Apple Computer Rescinds Price Hike
By David E. Kalish
AP Business Writer
Friday, Oct. 15, 1999; 7:31 p.m. EDT NEW YORK Bowing to a surge of customer complaints, Apple Computer Inc. backed off Friday from a decision to retroactively raise prices on some computers that customers already had ordered and paid for.
The controversy had threatened to blemish Apple's public image, which has greatly improved over the past year as the company delivered a string of popular new computers and strong financial results.
"This will probably go down in the record books as the most customer-unfriendly act this year, if not the last few years," said Rob Enderle, an analyst at the Giga Information Group, a consulting firm in San Jose, Calif.
"It should be No. 1 on the list of how to send people to other companies."
It's not the first time Apple has faced criticism for its selling practices. On two occasions in the past two years, the computer company has reached settlements with the Federal Trade Commission over charges that it misled customers.
The controversy over computer pricing erupted on Wednesday when the company said it would delay the launch of its fastest G4 model, which sports a 500 megahertz microprocessor, until early next year due to a shortage of the computer chips from Motorola.
Apple also said it would cancel orders from customers who prior to Wednesday had ordered slower models of the G4, but hadn't yet received their machines.
When customers tried to reorder the machines, they learned that the same units would cost up to $350 more. And those who had ordered 500 megahertz machines were offered slower units for the same price.
Web sites quickly filled up with protests from angry customers, and Apple fielded complaints as well.
One customer, Jon-Paul Kelly, a video editor and graphic animator based in San Francisco, had ordered a 500-megahertz machine for $4,750, and was told he could get a 450-megahertz machine instead.
"I was a bit disappointed to find out I had to pay the same price for basically a lesser machine," he said.
By Friday morning, Apple formally reversed its decision. A memo from The Apple Store, Apple's Web site for online sales, informed customers Apple decided to honor the original price "after a good night's sleep and digesting emails from many upset customers." Apple also said it would offer discounts on slower machines to people who had ordered the top model.
"If you ordered a Power Mac G4 configured with a 400 MHz or 450 MHz processor prior to October 13, we will honor the original price quoted for your order," the memo said.
"We apologize for any inconvenience we may have caused you," it added.
Rhona Hamilton, a spokeswoman with Cupertino, Calif.-based Apple, said the pricing reversal also affected retail stores and other online distributors of Apple products.
Apple tried to downplay the impact of the tiff. Mitch Mandich, head of worldwide sales for Apple, said that only a "very small percentage of customers" were demanding the same price.

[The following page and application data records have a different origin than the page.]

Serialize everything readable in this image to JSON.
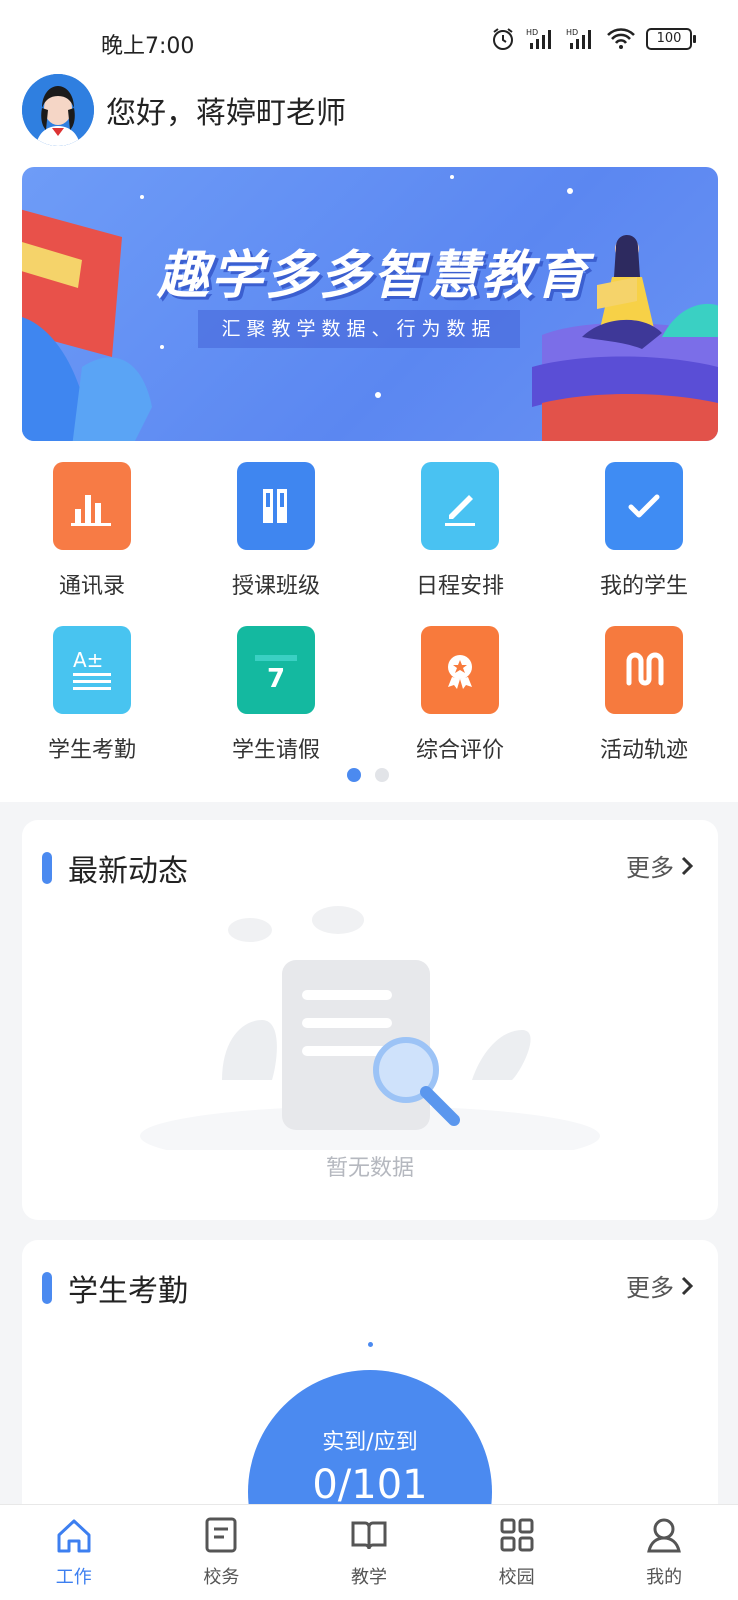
{
  "status_bar": {
    "time": "晚上7:00",
    "battery": "100"
  },
  "header": {
    "greeting": "您好，蒋婷町老师"
  },
  "banner": {
    "title": "趣学多多智慧教育",
    "subtitle": "汇聚教学数据、行为数据"
  },
  "grid": {
    "items": [
      {
        "label": "通讯录",
        "icon": "contacts-icon",
        "color": "#f77b45"
      },
      {
        "label": "授课班级",
        "icon": "books-icon",
        "color": "#3f86f0"
      },
      {
        "label": "日程安排",
        "icon": "pencil-note-icon",
        "color": "#49c2f2"
      },
      {
        "label": "我的学生",
        "icon": "check-file-icon",
        "color": "#3f8cf3"
      },
      {
        "label": "学生考勤",
        "icon": "grade-icon",
        "color": "#48c4f0"
      },
      {
        "label": "学生请假",
        "icon": "calendar-icon",
        "color": "#14b9a0"
      },
      {
        "label": "综合评价",
        "icon": "award-icon",
        "color": "#f87a3c"
      },
      {
        "label": "活动轨迹",
        "icon": "track-icon",
        "color": "#f67a3e"
      }
    ]
  },
  "pager": {
    "pages": 2,
    "current": 1
  },
  "news": {
    "title": "最新动态",
    "more": "更多",
    "empty_text": "暂无数据"
  },
  "attendance": {
    "title": "学生考勤",
    "more": "更多",
    "label": "实到/应到",
    "value": "0/101"
  },
  "tabbar": {
    "items": [
      {
        "label": "工作",
        "active": true
      },
      {
        "label": "校务",
        "active": false
      },
      {
        "label": "教学",
        "active": false
      },
      {
        "label": "校园",
        "active": false
      },
      {
        "label": "我的",
        "active": false
      }
    ]
  },
  "colors": {
    "accent": "#4b8af0",
    "tab_active": "#3d7ff0"
  }
}
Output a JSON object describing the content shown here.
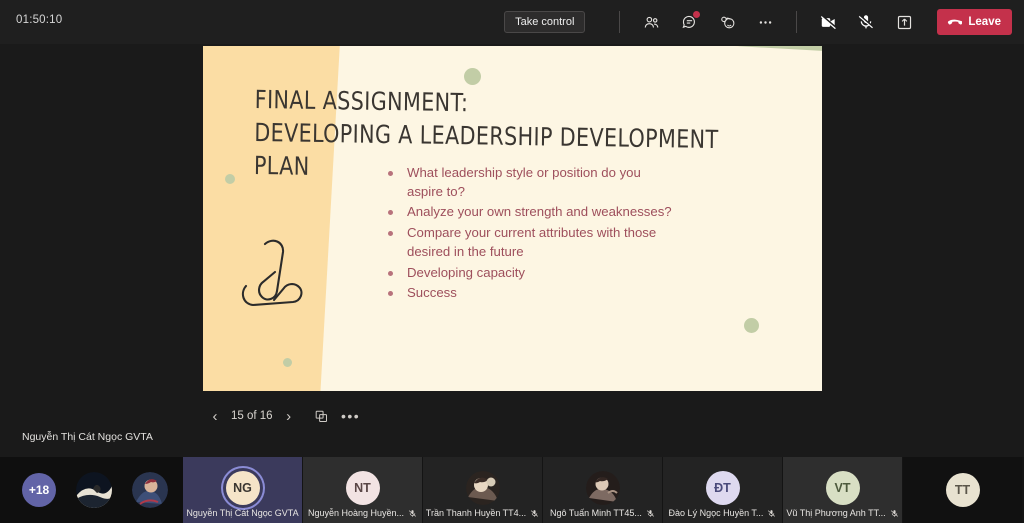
{
  "topbar": {
    "timer": "01:50:10",
    "take_control_label": "Take control",
    "leave_label": "Leave",
    "icons": [
      {
        "name": "people-icon",
        "label": "People"
      },
      {
        "name": "chat-icon",
        "label": "Chat",
        "badge": true
      },
      {
        "name": "reactions-icon",
        "label": "Reactions"
      },
      {
        "name": "more-options-icon",
        "label": "More options"
      },
      {
        "name": "camera-off-icon",
        "label": "Camera off"
      },
      {
        "name": "mic-off-icon",
        "label": "Mic off"
      },
      {
        "name": "share-icon",
        "label": "Share"
      }
    ],
    "accent_red": "#c4314b"
  },
  "slide": {
    "title": "FINAL ASSIGNMENT:\nDEVELOPING A LEADERSHIP DEVELOPMENT PLAN",
    "bullets": [
      "What leadership style or position do you aspire to?",
      "Analyze your own strength and weaknesses?",
      "Compare your current attributes with those desired in the future",
      "Developing capacity",
      "Success"
    ],
    "colors": {
      "background": "#fbdda4",
      "card": "#fdf6e3",
      "accent_green": "#c2cda6",
      "title_text": "#3a3631",
      "bullet_text": "#9e4f5c"
    },
    "decorations": [
      "paperclip-illustration",
      "sage-dot",
      "green-blob"
    ]
  },
  "slide_nav": {
    "prev_label": "‹",
    "next_label": "›",
    "page_indicator": "15 of 16",
    "thumbnails_label": "Thumbnails",
    "more_label": "•••"
  },
  "presenter": {
    "name": "Nguyễn Thị Cát Ngọc GVTA"
  },
  "filmstrip": {
    "overflow_badge": "+18",
    "avatars_photo_count": 2,
    "participants": [
      {
        "initials": "NG",
        "name": "Nguyễn Thị Cát Ngọc GVTA",
        "active": true,
        "muted": false,
        "avatar_bg": "#f5e4c8",
        "avatar_fg": "#3a3631",
        "photo": false
      },
      {
        "initials": "NT",
        "name": "Nguyễn Hoàng Huyền...",
        "active": false,
        "muted": true,
        "avatar_bg": "#f2e3e3",
        "avatar_fg": "#5a4646",
        "photo": false
      },
      {
        "initials": "",
        "name": "Trần Thanh Huyền TT4...",
        "active": false,
        "muted": true,
        "avatar_bg": "#8a7468",
        "avatar_fg": "#fff",
        "photo": true
      },
      {
        "initials": "",
        "name": "Ngô Tuấn Minh TT45...",
        "active": false,
        "muted": true,
        "avatar_bg": "#6e5b55",
        "avatar_fg": "#fff",
        "photo": true
      },
      {
        "initials": "ĐT",
        "name": "Đào Lý Ngọc Huyền T...",
        "active": false,
        "muted": true,
        "avatar_bg": "#ded9ef",
        "avatar_fg": "#4a4a7a",
        "photo": false
      },
      {
        "initials": "VT",
        "name": "Vũ Thị Phương Anh TT...",
        "active": false,
        "muted": true,
        "avatar_bg": "#d8dfc4",
        "avatar_fg": "#4d5a3d",
        "photo": false
      },
      {
        "initials": "TT",
        "name": "",
        "active": false,
        "muted": false,
        "avatar_bg": "#e8e2d0",
        "avatar_fg": "#5b564a",
        "photo": false
      }
    ]
  }
}
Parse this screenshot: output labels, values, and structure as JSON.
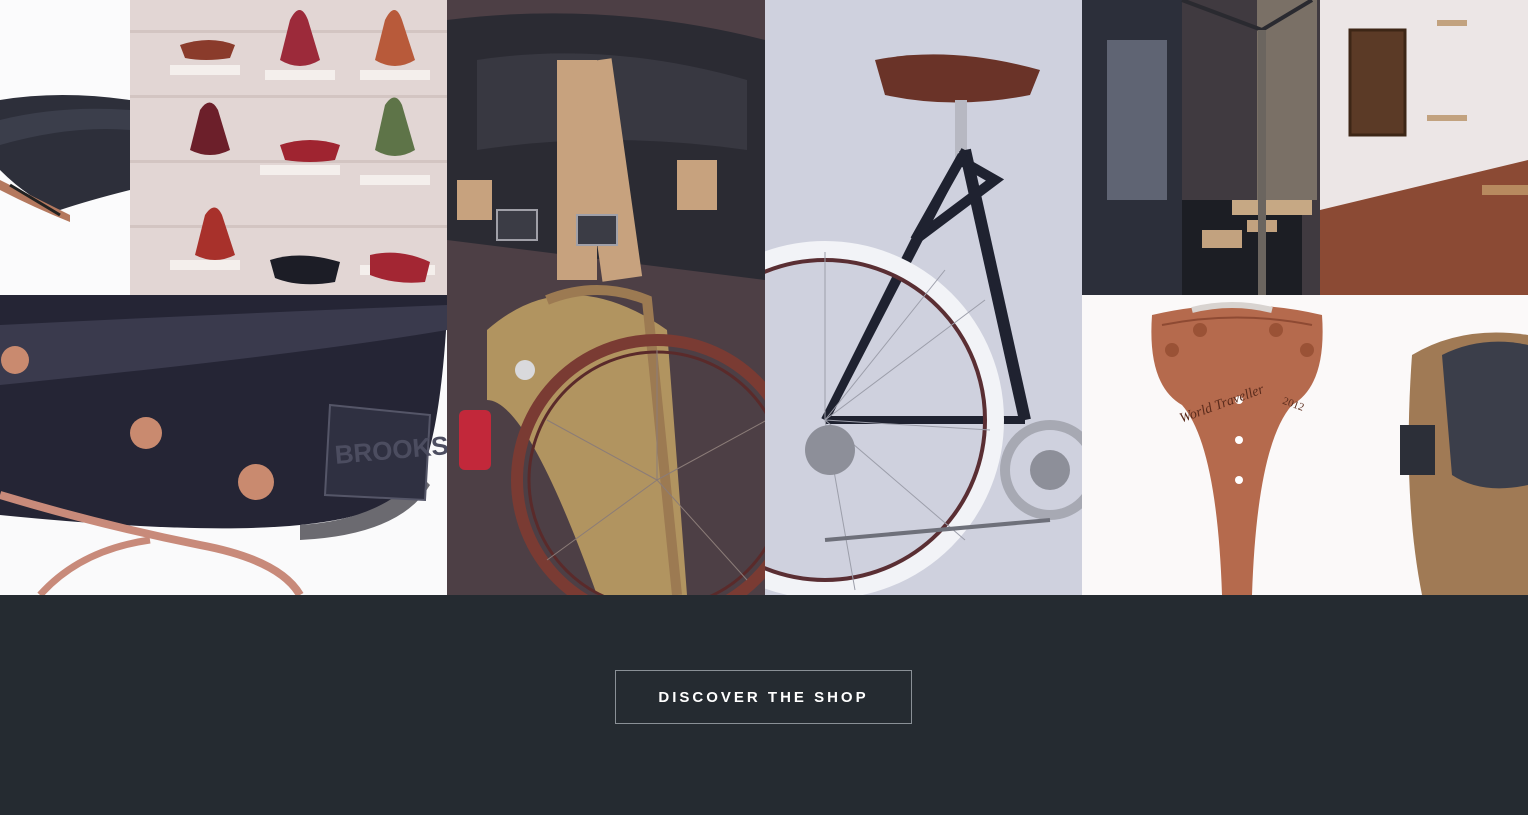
{
  "gallery": {
    "images": [
      {
        "name": "saddle-closeup-top"
      },
      {
        "name": "saddle-display-wall"
      },
      {
        "name": "black-saddle-closeup"
      },
      {
        "name": "bike-rear-with-bag"
      },
      {
        "name": "road-bicycle"
      },
      {
        "name": "store-interior"
      },
      {
        "name": "copper-saddle-world-traveller"
      }
    ],
    "saddle_brand_text": "BROOKS",
    "saddle_engraving": "World Traveller",
    "saddle_year": "2012"
  },
  "cta": {
    "label": "DISCOVER THE SHOP"
  },
  "colors": {
    "page_background": "#252b31",
    "button_border": "#8a9096",
    "button_text": "#ffffff"
  }
}
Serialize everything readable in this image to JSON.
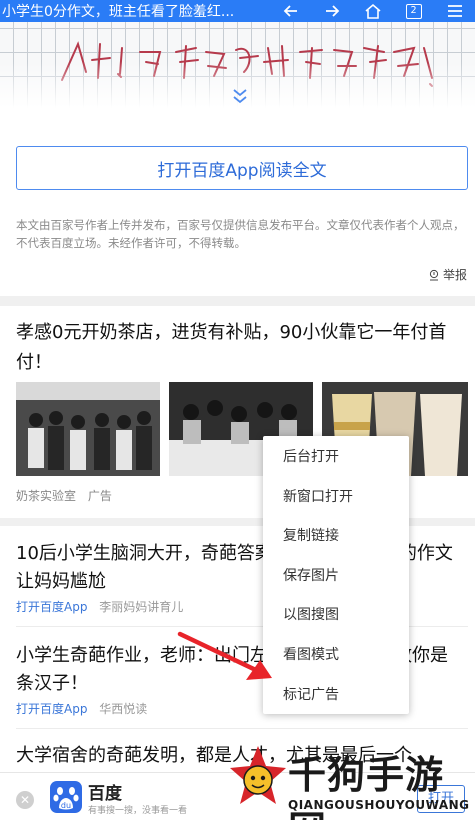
{
  "topbar": {
    "title": "小学生0分作文，班主任看了脸羞红...",
    "tab_count": "2",
    "icons": [
      "back-icon",
      "forward-icon",
      "home-icon",
      "tabs-icon",
      "menu-icon"
    ]
  },
  "article": {
    "handwriting_text": "人才！吃货的世界真不懂！",
    "open_app_label": "打开百度App阅读全文",
    "disclaimer": "本文由百家号作者上传并发布，百家号仅提供信息发布平台。文章仅代表作者个人观点，不代表百度立场。未经作者许可，不得转载。",
    "report_label": "举报"
  },
  "ad": {
    "title": "孝感0元开奶茶店，进货有补贴，90小伙靠它一年付首付！",
    "source": "奶茶实验室",
    "tag": "广告"
  },
  "feed": [
    {
      "title": "10后小学生脑洞大开，奇葩答案，一年级小学生的作文让妈妈尴尬",
      "app_link": "打开百度App",
      "source": "李丽妈妈讲育儿"
    },
    {
      "title": "小学生奇葩作业，老师：出门左转不送！网友：敬你是条汉子！",
      "app_link": "打开百度App",
      "source": "华西悦读"
    },
    {
      "title": "大学宿舍的奇葩发明，都是人才，尤其是最后一个"
    }
  ],
  "context_menu": {
    "items": [
      "后台打开",
      "新窗口打开",
      "复制链接",
      "保存图片",
      "以图搜图",
      "看图模式",
      "标记广告"
    ]
  },
  "bottom_bar": {
    "close_glyph": "✕",
    "app_name": "百度",
    "slogan": "有事搜一搜，没事看一看",
    "open_label": "打开"
  },
  "watermark": {
    "text": "千狗手游网",
    "sub": "QIANGOUSHOUYOUWANG"
  },
  "colors": {
    "accent": "#2a7cf6",
    "link": "#3a76d8",
    "arrow": "#e8242a"
  }
}
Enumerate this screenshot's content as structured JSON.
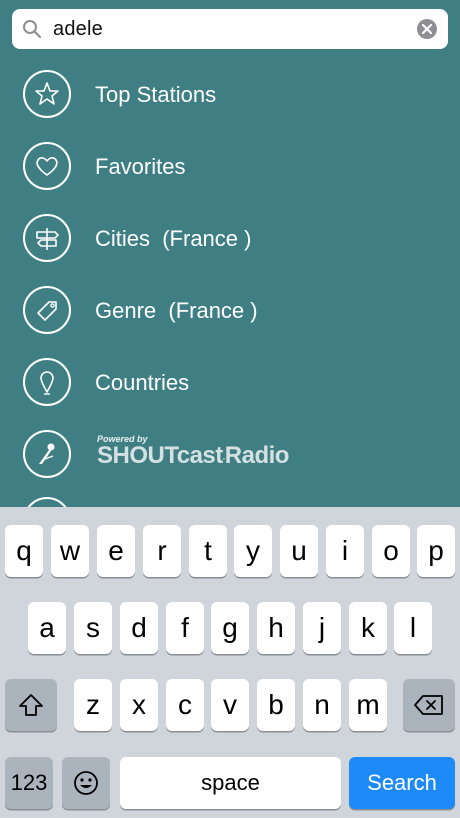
{
  "search": {
    "value": "adele",
    "icons": {
      "search": "magnifier-icon",
      "clear": "clear-x-icon"
    }
  },
  "menu": {
    "items": [
      {
        "label": "Top Stations",
        "icon": "star-icon"
      },
      {
        "label": "Favorites",
        "icon": "heart-icon"
      },
      {
        "label": "Cities  (France )",
        "icon": "signpost-icon"
      },
      {
        "label": "Genre  (France )",
        "icon": "tag-icon"
      },
      {
        "label": "Countries",
        "icon": "map-pin-icon"
      }
    ],
    "shoutcast": {
      "powered_by": "Powered by",
      "brand": "SHOUTcast",
      "brand_suffix": "Radio",
      "icon": "microphone-icon"
    }
  },
  "keyboard": {
    "row1": [
      "q",
      "w",
      "e",
      "r",
      "t",
      "y",
      "u",
      "i",
      "o",
      "p"
    ],
    "row2": [
      "a",
      "s",
      "d",
      "f",
      "g",
      "h",
      "j",
      "k",
      "l"
    ],
    "row3": [
      "z",
      "x",
      "c",
      "v",
      "b",
      "n",
      "m"
    ],
    "numbers_label": "123",
    "space_label": "space",
    "search_label": "Search",
    "icons": {
      "shift": "shift-icon",
      "delete": "backspace-icon",
      "emoji": "emoji-icon"
    }
  },
  "colors": {
    "background": "#3f7f84",
    "keyboard_bg": "#cfd5db",
    "key": "#ffffff",
    "key_special": "#abb3bc",
    "search_key": "#1e8af8"
  }
}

Customers "are not really pleased with the decision but for the most part they understand," Mandich said. "We're trying to do the best job we can do under the best circumstances."
The incident isn't Apple's first brush with controversial selling behavior. Early this year, Apple, in a settlement with the Federal Trade Commission, agreed to reimburse customers for a $35 fee it charged them for a technical support package that it had said would be free. And in 1997, Apple settled FTC allegations that it overcharged for upgrading some computers.
Lee Peeler, the FTC's associate director for advertising practices, would not comment on whether the FTC was taking a look at this week's incident. Mandich of Apple declined to comment on legal matters.
While many customers were upset by Apple's move to raise prices, some Apple loyalists were not overly fazed by the turn of events.
"If they charged $300 more, I would have absolutely no problems paying that," said Sanjay Sakhuja, president of Digital Pre-Press International. a printing company based in San Francisco.
His company ordered 10 G4s prior to Wednesday, and looked forward to the speedier performance of the new machines.
"The machines we are replacing with these new machines are 2-3 years old," he added. "To pay 10 percent or 15 percent more, for us it's worth it."
© Copyright 1999 The Associated Press